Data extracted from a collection
-=-=-

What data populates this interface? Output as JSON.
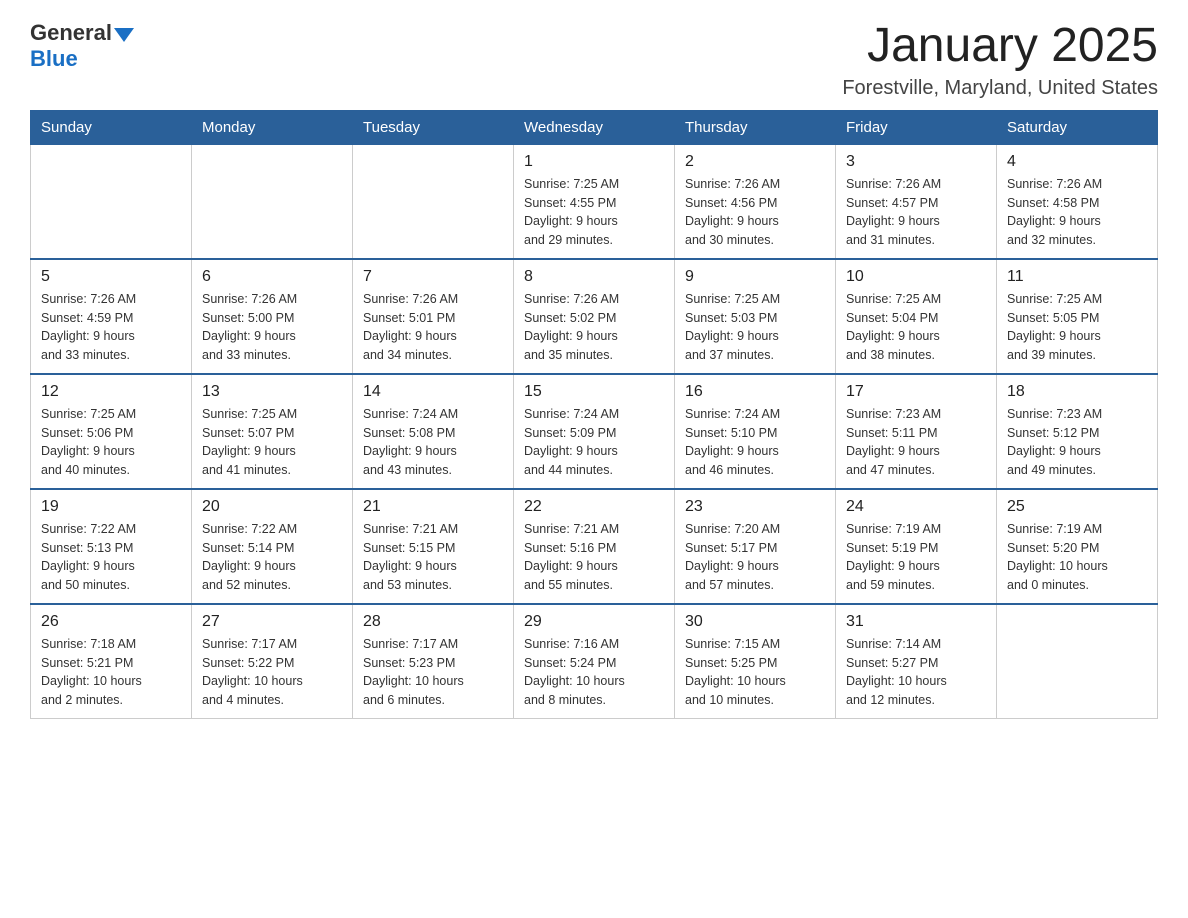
{
  "header": {
    "logo_general": "General",
    "logo_blue": "Blue",
    "month_title": "January 2025",
    "location": "Forestville, Maryland, United States"
  },
  "days_of_week": [
    "Sunday",
    "Monday",
    "Tuesday",
    "Wednesday",
    "Thursday",
    "Friday",
    "Saturday"
  ],
  "weeks": [
    [
      {
        "day": "",
        "info": ""
      },
      {
        "day": "",
        "info": ""
      },
      {
        "day": "",
        "info": ""
      },
      {
        "day": "1",
        "info": "Sunrise: 7:25 AM\nSunset: 4:55 PM\nDaylight: 9 hours\nand 29 minutes."
      },
      {
        "day": "2",
        "info": "Sunrise: 7:26 AM\nSunset: 4:56 PM\nDaylight: 9 hours\nand 30 minutes."
      },
      {
        "day": "3",
        "info": "Sunrise: 7:26 AM\nSunset: 4:57 PM\nDaylight: 9 hours\nand 31 minutes."
      },
      {
        "day": "4",
        "info": "Sunrise: 7:26 AM\nSunset: 4:58 PM\nDaylight: 9 hours\nand 32 minutes."
      }
    ],
    [
      {
        "day": "5",
        "info": "Sunrise: 7:26 AM\nSunset: 4:59 PM\nDaylight: 9 hours\nand 33 minutes."
      },
      {
        "day": "6",
        "info": "Sunrise: 7:26 AM\nSunset: 5:00 PM\nDaylight: 9 hours\nand 33 minutes."
      },
      {
        "day": "7",
        "info": "Sunrise: 7:26 AM\nSunset: 5:01 PM\nDaylight: 9 hours\nand 34 minutes."
      },
      {
        "day": "8",
        "info": "Sunrise: 7:26 AM\nSunset: 5:02 PM\nDaylight: 9 hours\nand 35 minutes."
      },
      {
        "day": "9",
        "info": "Sunrise: 7:25 AM\nSunset: 5:03 PM\nDaylight: 9 hours\nand 37 minutes."
      },
      {
        "day": "10",
        "info": "Sunrise: 7:25 AM\nSunset: 5:04 PM\nDaylight: 9 hours\nand 38 minutes."
      },
      {
        "day": "11",
        "info": "Sunrise: 7:25 AM\nSunset: 5:05 PM\nDaylight: 9 hours\nand 39 minutes."
      }
    ],
    [
      {
        "day": "12",
        "info": "Sunrise: 7:25 AM\nSunset: 5:06 PM\nDaylight: 9 hours\nand 40 minutes."
      },
      {
        "day": "13",
        "info": "Sunrise: 7:25 AM\nSunset: 5:07 PM\nDaylight: 9 hours\nand 41 minutes."
      },
      {
        "day": "14",
        "info": "Sunrise: 7:24 AM\nSunset: 5:08 PM\nDaylight: 9 hours\nand 43 minutes."
      },
      {
        "day": "15",
        "info": "Sunrise: 7:24 AM\nSunset: 5:09 PM\nDaylight: 9 hours\nand 44 minutes."
      },
      {
        "day": "16",
        "info": "Sunrise: 7:24 AM\nSunset: 5:10 PM\nDaylight: 9 hours\nand 46 minutes."
      },
      {
        "day": "17",
        "info": "Sunrise: 7:23 AM\nSunset: 5:11 PM\nDaylight: 9 hours\nand 47 minutes."
      },
      {
        "day": "18",
        "info": "Sunrise: 7:23 AM\nSunset: 5:12 PM\nDaylight: 9 hours\nand 49 minutes."
      }
    ],
    [
      {
        "day": "19",
        "info": "Sunrise: 7:22 AM\nSunset: 5:13 PM\nDaylight: 9 hours\nand 50 minutes."
      },
      {
        "day": "20",
        "info": "Sunrise: 7:22 AM\nSunset: 5:14 PM\nDaylight: 9 hours\nand 52 minutes."
      },
      {
        "day": "21",
        "info": "Sunrise: 7:21 AM\nSunset: 5:15 PM\nDaylight: 9 hours\nand 53 minutes."
      },
      {
        "day": "22",
        "info": "Sunrise: 7:21 AM\nSunset: 5:16 PM\nDaylight: 9 hours\nand 55 minutes."
      },
      {
        "day": "23",
        "info": "Sunrise: 7:20 AM\nSunset: 5:17 PM\nDaylight: 9 hours\nand 57 minutes."
      },
      {
        "day": "24",
        "info": "Sunrise: 7:19 AM\nSunset: 5:19 PM\nDaylight: 9 hours\nand 59 minutes."
      },
      {
        "day": "25",
        "info": "Sunrise: 7:19 AM\nSunset: 5:20 PM\nDaylight: 10 hours\nand 0 minutes."
      }
    ],
    [
      {
        "day": "26",
        "info": "Sunrise: 7:18 AM\nSunset: 5:21 PM\nDaylight: 10 hours\nand 2 minutes."
      },
      {
        "day": "27",
        "info": "Sunrise: 7:17 AM\nSunset: 5:22 PM\nDaylight: 10 hours\nand 4 minutes."
      },
      {
        "day": "28",
        "info": "Sunrise: 7:17 AM\nSunset: 5:23 PM\nDaylight: 10 hours\nand 6 minutes."
      },
      {
        "day": "29",
        "info": "Sunrise: 7:16 AM\nSunset: 5:24 PM\nDaylight: 10 hours\nand 8 minutes."
      },
      {
        "day": "30",
        "info": "Sunrise: 7:15 AM\nSunset: 5:25 PM\nDaylight: 10 hours\nand 10 minutes."
      },
      {
        "day": "31",
        "info": "Sunrise: 7:14 AM\nSunset: 5:27 PM\nDaylight: 10 hours\nand 12 minutes."
      },
      {
        "day": "",
        "info": ""
      }
    ]
  ]
}
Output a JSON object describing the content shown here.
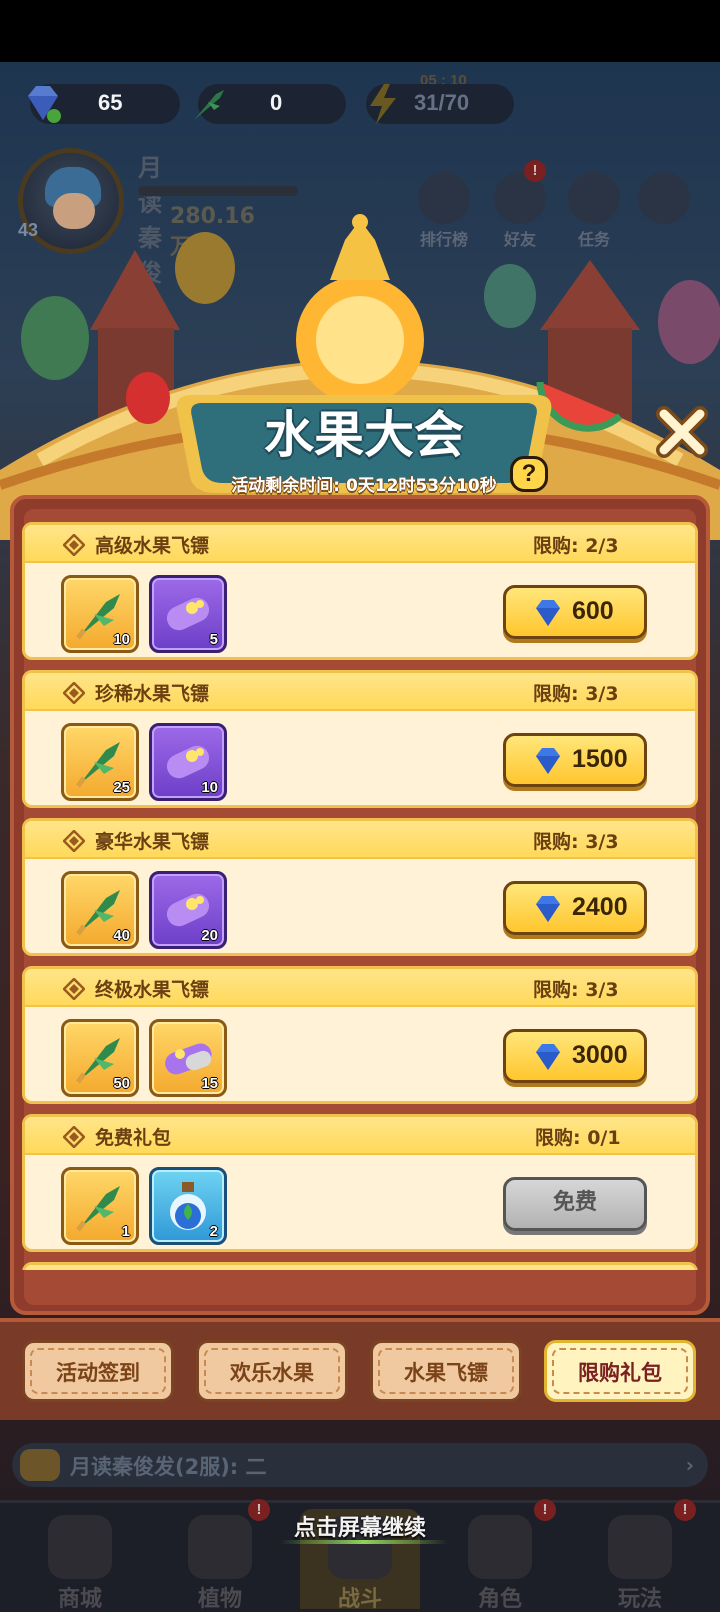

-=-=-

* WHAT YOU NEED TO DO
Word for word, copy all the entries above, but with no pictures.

* PROBLEM SOLUTION
What data populates this interface? Output as JSON.
{
  "header": {
    "logo_general": "General",
    "logo_blue": "Blue",
    "month_title": "January 2025",
    "location": "Forestville, Maryland, United States"
  },
  "days_of_week": [
    "Sunday",
    "Monday",
    "Tuesday",
    "Wednesday",
    "Thursday",
    "Friday",
    "Saturday"
  ],
  "weeks": [
    [
      {
        "day": "",
        "info": ""
      },
      {
        "day": "",
        "info": ""
      },
      {
        "day": "",
        "info": ""
      },
      {
        "day": "1",
        "info": "Sunrise: 7:25 AM\nSunset: 4:55 PM\nDaylight: 9 hours\nand 29 minutes."
      },
      {
        "day": "2",
        "info": "Sunrise: 7:26 AM\nSunset: 4:56 PM\nDaylight: 9 hours\nand 30 minutes."
      },
      {
        "day": "3",
        "info": "Sunrise: 7:26 AM\nSunset: 4:57 PM\nDaylight: 9 hours\nand 31 minutes."
      },
      {
        "day": "4",
        "info": "Sunrise: 7:26 AM\nSunset: 4:58 PM\nDaylight: 9 hours\nand 32 minutes."
      }
    ],
    [
      {
        "day": "5",
        "info": "Sunrise: 7:26 AM\nSunset: 4:59 PM\nDaylight: 9 hours\nand 33 minutes."
      },
      {
        "day": "6",
        "info": "Sunrise: 7:26 AM\nSunset: 5:00 PM\nDaylight: 9 hours\nand 33 minutes."
      },
      {
        "day": "7",
        "info": "Sunrise: 7:26 AM\nSunset: 5:01 PM\nDaylight: 9 hours\nand 34 minutes."
      },
      {
        "day": "8",
        "info": "Sunrise: 7:26 AM\nSunset: 5:02 PM\nDaylight: 9 hours\nand 35 minutes."
      },
      {
        "day": "9",
        "info": "Sunrise: 7:25 AM\nSunset: 5:03 PM\nDaylight: 9 hours\nand 37 minutes."
      },
      {
        "day": "10",
        "info": "Sunrise: 7:25 AM\nSunset: 5:04 PM\nDaylight: 9 hours\nand 38 minutes."
      },
      {
        "day": "11",
        "info": "Sunrise: 7:25 AM\nSunset: 5:05 PM\nDaylight: 9 hours\nand 39 minutes."
      }
    ],
    [
      {
        "day": "12",
        "info": "Sunrise: 7:25 AM\nSunset: 5:06 PM\nDaylight: 9 hours\nand 40 minutes."
      },
      {
        "day": "13",
        "info": "Sunrise: 7:25 AM\nSunset: 5:07 PM\nDaylight: 9 hours\nand 41 minutes."
      },
      {
        "day": "14",
        "info": "Sunrise: 7:24 AM\nSunset: 5:08 PM\nDaylight: 9 hours\nand 43 minutes."
      },
      {
        "day": "15",
        "info": "Sunrise: 7:24 AM\nSunset: 5:09 PM\nDaylight: 9 hours\nand 44 minutes."
      },
      {
        "day": "16",
        "info": "Sunrise: 7:24 AM\nSunset: 5:10 PM\nDaylight: 9 hours\nand 46 minutes."
      },
      {
        "day": "17",
        "info": "Sunrise: 7:23 AM\nSunset: 5:11 PM\nDaylight: 9 hours\nand 47 minutes."
      },
      {
        "day": "18",
        "info": "Sunrise: 7:23 AM\nSunset: 5:12 PM\nDaylight: 9 hours\nand 49 minutes."
      }
    ],
    [
      {
        "day": "19",
        "info": "Sunrise: 7:22 AM\nSunset: 5:13 PM\nDaylight: 9 hours\nand 50 minutes."
      },
      {
        "day": "20",
        "info": "Sunrise: 7:22 AM\nSunset: 5:14 PM\nDaylight: 9 hours\nand 52 minutes."
      },
      {
        "day": "21",
        "info": "Sunrise: 7:21 AM\nSunset: 5:15 PM\nDaylight: 9 hours\nand 53 minutes."
      },
      {
        "day": "22",
        "info": "Sunrise: 7:21 AM\nSunset: 5:16 PM\nDaylight: 9 hours\nand 55 minutes."
      },
      {
        "day": "23",
        "info": "Sunrise: 7:20 AM\nSunset: 5:17 PM\nDaylight: 9 hours\nand 57 minutes."
      },
      {
        "day": "24",
        "info": "Sunrise: 7:19 AM\nSunset: 5:19 PM\nDaylight: 9 hours\nand 59 minutes."
      },
      {
        "day": "25",
        "info": "Sunrise: 7:19 AM\nSunset: 5:20 PM\nDaylight: 10 hours\nand 0 minutes."
      }
    ],
    [
      {
        "day": "26",
        "info": "Sunrise: 7:18 AM\nSunset: 5:21 PM\nDaylight: 10 hours\nand 2 minutes."
      },
      {
        "day": "27",
        "info": "Sunrise: 7:17 AM\nSunset: 5:22 PM\nDaylight: 10 hours\nand 4 minutes."
      },
      {
        "day": "28",
        "info": "Sunrise: 7:17 AM\nSunset: 5:23 PM\nDaylight: 10 hours\nand 6 minutes."
      },
      {
        "day": "29",
        "info": "Sunrise: 7:16 AM\nSunset: 5:24 PM\nDaylight: 10 hours\nand 8 minutes."
      },
      {
        "day": "30",
        "info": "Sunrise: 7:15 AM\nSunset: 5:25 PM\nDaylight: 10 hours\nand 10 minutes."
      },
      {
        "day": "31",
        "info": "Sunrise: 7:14 AM\nSunset: 5:27 PM\nDaylight: 10 hours\nand 12 minutes."
      },
      {
        "day": "",
        "info": ""
      }
    ]
  ]
}
Output a JSON object describing the content shown here.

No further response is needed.